Exercise:
Without the pictures, give the records again exactly as they appear.

Data records:
====

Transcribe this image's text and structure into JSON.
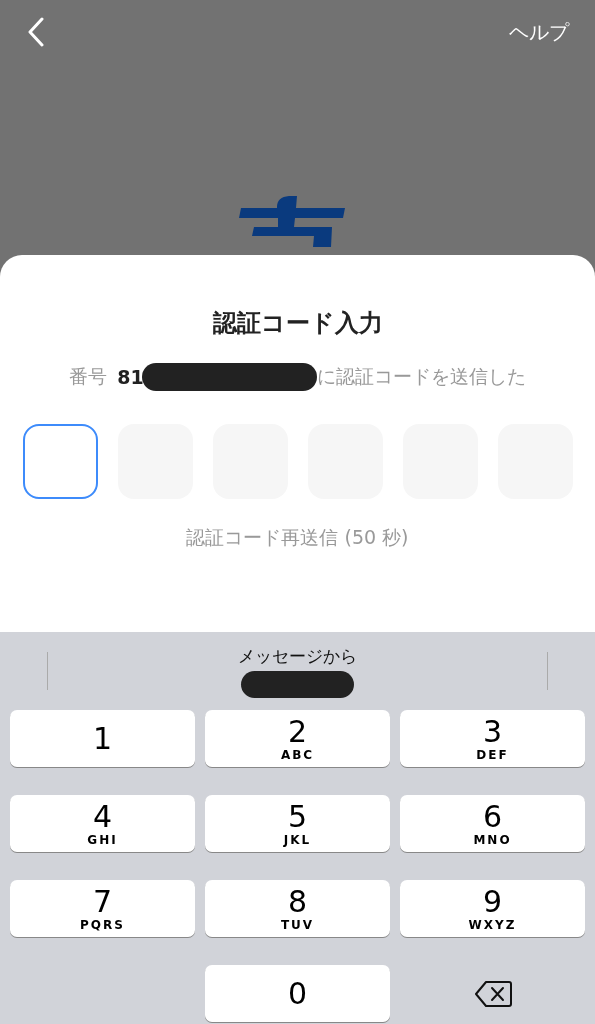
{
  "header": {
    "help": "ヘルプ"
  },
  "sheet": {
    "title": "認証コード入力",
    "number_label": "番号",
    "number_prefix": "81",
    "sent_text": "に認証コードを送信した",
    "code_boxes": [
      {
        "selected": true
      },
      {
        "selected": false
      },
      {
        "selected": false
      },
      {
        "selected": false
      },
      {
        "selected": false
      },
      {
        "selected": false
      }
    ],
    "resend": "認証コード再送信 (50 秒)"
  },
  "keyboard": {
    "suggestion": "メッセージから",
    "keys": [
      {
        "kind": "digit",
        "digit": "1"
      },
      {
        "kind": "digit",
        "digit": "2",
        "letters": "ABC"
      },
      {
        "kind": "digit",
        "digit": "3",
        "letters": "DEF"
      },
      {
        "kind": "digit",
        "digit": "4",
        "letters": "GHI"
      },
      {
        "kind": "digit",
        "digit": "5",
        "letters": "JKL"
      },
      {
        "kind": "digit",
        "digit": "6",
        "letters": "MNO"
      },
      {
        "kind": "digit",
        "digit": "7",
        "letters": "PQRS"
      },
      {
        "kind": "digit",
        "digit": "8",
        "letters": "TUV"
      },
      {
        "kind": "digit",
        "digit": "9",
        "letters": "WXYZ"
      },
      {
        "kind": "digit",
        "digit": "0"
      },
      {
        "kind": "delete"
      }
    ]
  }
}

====

Output below:
Transcribe this image's text and structure into JSON.
{
  "header": {
    "help": "ヘルプ"
  },
  "sheet": {
    "title": "認証コード入力",
    "number_label": "番号",
    "number_prefix": "81",
    "sent_text": "に認証コードを送信した",
    "code_boxes": [
      {
        "selected": true
      },
      {
        "selected": false
      },
      {
        "selected": false
      },
      {
        "selected": false
      },
      {
        "selected": false
      },
      {
        "selected": false
      }
    ],
    "resend": "認証コード再送信 (50 秒)"
  },
  "keyboard": {
    "suggestion": "メッセージから",
    "keys": [
      {
        "kind": "digit",
        "digit": "1"
      },
      {
        "kind": "digit",
        "digit": "2",
        "letters": "ABC"
      },
      {
        "kind": "digit",
        "digit": "3",
        "letters": "DEF"
      },
      {
        "kind": "digit",
        "digit": "4",
        "letters": "GHI"
      },
      {
        "kind": "digit",
        "digit": "5",
        "letters": "JKL"
      },
      {
        "kind": "digit",
        "digit": "6",
        "letters": "MNO"
      },
      {
        "kind": "digit",
        "digit": "7",
        "letters": "PQRS"
      },
      {
        "kind": "digit",
        "digit": "8",
        "letters": "TUV"
      },
      {
        "kind": "digit",
        "digit": "9",
        "letters": "WXYZ"
      },
      {
        "kind": "digit",
        "digit": "0"
      },
      {
        "kind": "delete"
      }
    ]
  }
}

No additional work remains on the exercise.